Behind this major success, Courier experienced a slight dip in form during the summer with a third-round elimination at Wimbledon and a round-of-16 loss to Marc Rosset at the Barcelona Olympics. Then, the American started to move forward again with a semi-final at the US Open, a sign of another promising year. The proof was in the pudding with another great series: victory at the Australian Open, final at Roland Garros, final at Wimbledon. What Jim Courier did not know, however, was that this was his last Grand Slam success. This was due to the emergence of Sergi Bruguera and the rise of Pete Sampras. However, the man with the red hair did not lose his smile off the court, as his friend Marc Rosset confirms: "We often met at his hotel. He never gave his name when he booked. He was always under names based on Quentin Tarantino's film, Reservoir Dogs. It was Mr. Pink or Mr. Brown. It was nice. He spoke French as well because he had a French girlfriend at the time. I also remember a discussion at the Barcelona Olympics while waiting for transport. It was fun."

This smiling, personable character contrasts with the one on the wall throwing chocolates and gloomy looks around the court. "Everyone wanted to win, he had a strong character and was a sore loser, but I had no problems with him on the court," says the man who beat Roger Federer in the final of the Marseille tournament in 2000. "He was still a fair player. I don't mind someone who has a personality, who wants to win and who makes you feel it. On the contrary, it makes for good fights." Despite being 23 years old in 1993, Jim Courier already seemed to be on the decline. Physically, already, his game based on power and mines from the back of the court hurting his opponents less, but also mentally, the American seemed to lose his motivation, as in this match against Andrei Medvedev at the 1993 Masters, where Courier read a book at each change of side. Not a surprise for Marc Rosset: "I sometimes had the impression that it was taking a lot out of him. That's why he maybe didn't last as long as a Sampras. He was really focused on tennis, but he also had other interests in life. On the court he was a machine and a steamroller, but off the court he played drums, guitar, read. There was more to him than tennis.

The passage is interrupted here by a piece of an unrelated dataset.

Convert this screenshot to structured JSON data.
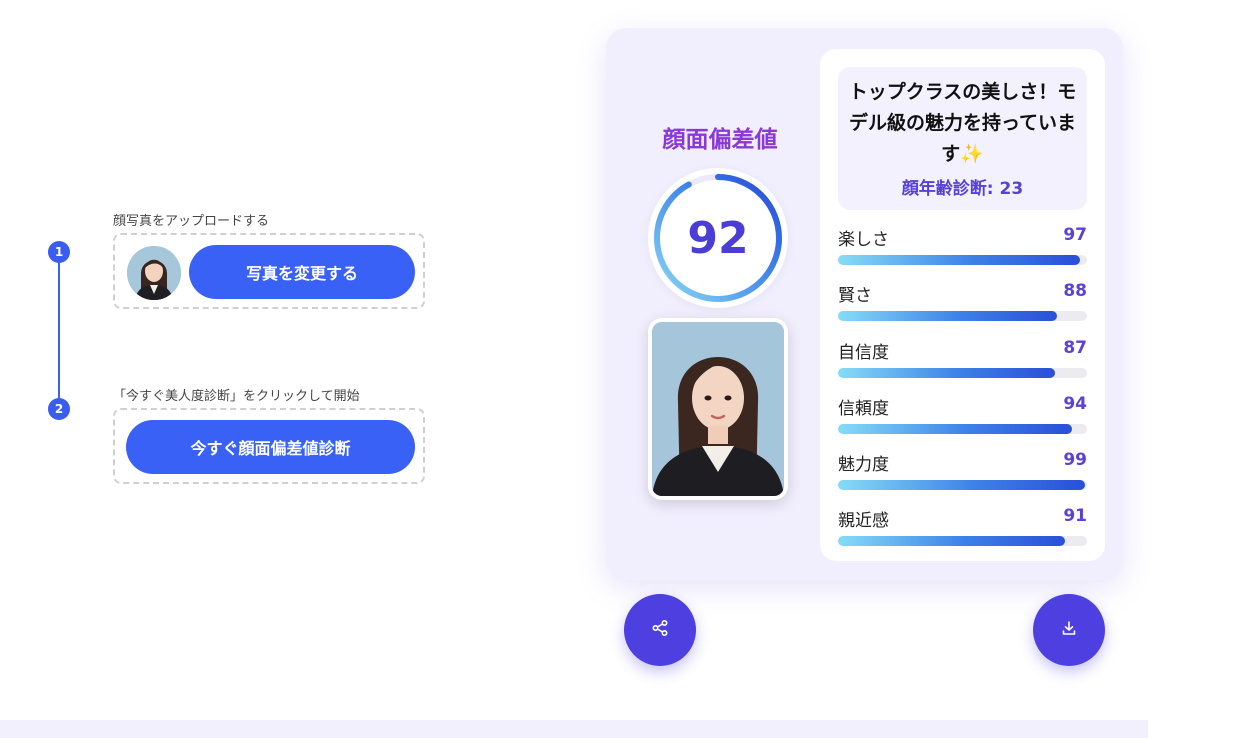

An heir who is slow to arrive

Retired since May 2000, Jim Courier remains the only American to have won the French Open twice in the Open era. A status that he should keep for many years to come, despite a new American generation arriving on the ATP circuit (Taylor Fritz, Frances Tiafoe, Sebastian Korda, Jenson Brooksby, Tommy Paul, Brandon Nakashima). A far, far cry from the one that dominated world tennis in the 1990s. "When we lost the 1992 Davis Cup final to the United States, there were Sampras, Agassi, Courier and McEnroe," recalls Marc Rosset. "Michael Chang was not taken and Sampras only played doubles. It was the Dream Team, it was unplayable." However, if the man who was the US Davis Cup coach between 2011 and 2018 will perhaps not find his heir in Uncle Sam's country, many players have been inspired by his game, according to Marc Rosset: "There are more and more backcourt hitters now. There are players who can match his style of play, there are a few, but the aura he had, the character he was, it's harder to find." Now a commentator, Jim Courier, who no longer wears his cap, has not given up on tennis even though he has never played in the famous Legends Trophy at Roland Garros. This does not prevent him from being a true legend at Porte d'Auteuil.